Image:draw into itself with y offset: acts differently on hardware vs. Simulator (1.12.3)

When I take an image and draw it onto itself shifted downward (a portion of a scroll routine I'm working on) like this...



... the Simulator behaves as I'd hoped: the whole image is shifted down, with the top portion left behind as a duplicate band (where I'll be drawing new content next).

But on actual hardware, that band gets duplicated endlessly downward. Which would make sense if I was looping this, but I'm not! (Only a down shift seems to do this. Shifting up or sideways works fine.)

I'm not 100% sure what behavior is intended, but I figured the Simulator and hardware ought to act the same.

Workaround: spending a tiny bit of resources to use an intermediate copy resolves the difference, as follows:


Run the attached Lua project on Simulator vs. hardware and you'll see the difference:

Test for draw bug on (256.7 KB)

I'm not surprised by the duplication, since it's basically a feedback loop.
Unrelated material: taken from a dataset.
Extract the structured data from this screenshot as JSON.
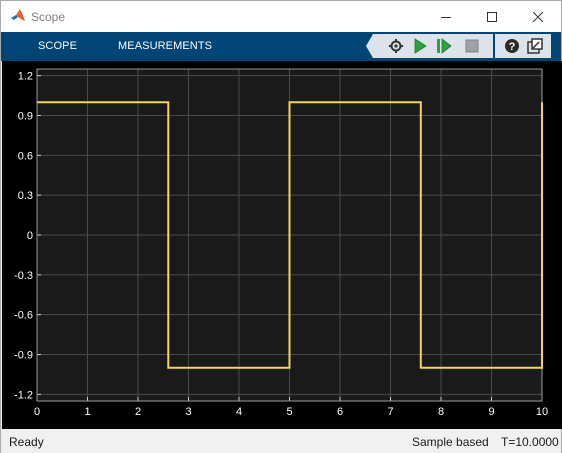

You're drawing row 0 into row 24, which then gets copied into row 48, etc. It's weird that it doesn't happen in the simulator. Turns out what's happening is because the image data is lined up just right, it's doing a copy draw, there's no stencil or image mask, and so on.. we can skip the complicated drawing function that handles every single edge case and just do a plain old memcpy(). And that's where it's different: On the device this does a for loop and doesn't care that it's writing over itself, but on the simulator it checks for that and works around it, probably by writing from back to front instead.

We could do that on the device too, but this is only used in the shortcut code. If the image has a mask, the data's not lined up, etc. it'll use the more complex code which will feedback into itself--and fixing it there too is a whole 'nother can of worms I don't want to mess with.

I'll have the simulator always draw line-by-line to avoid this mismatch, skipping the optimization where it can do the entire blit in a single memcpy.

Makes sense! The line-by-line process IS the loop.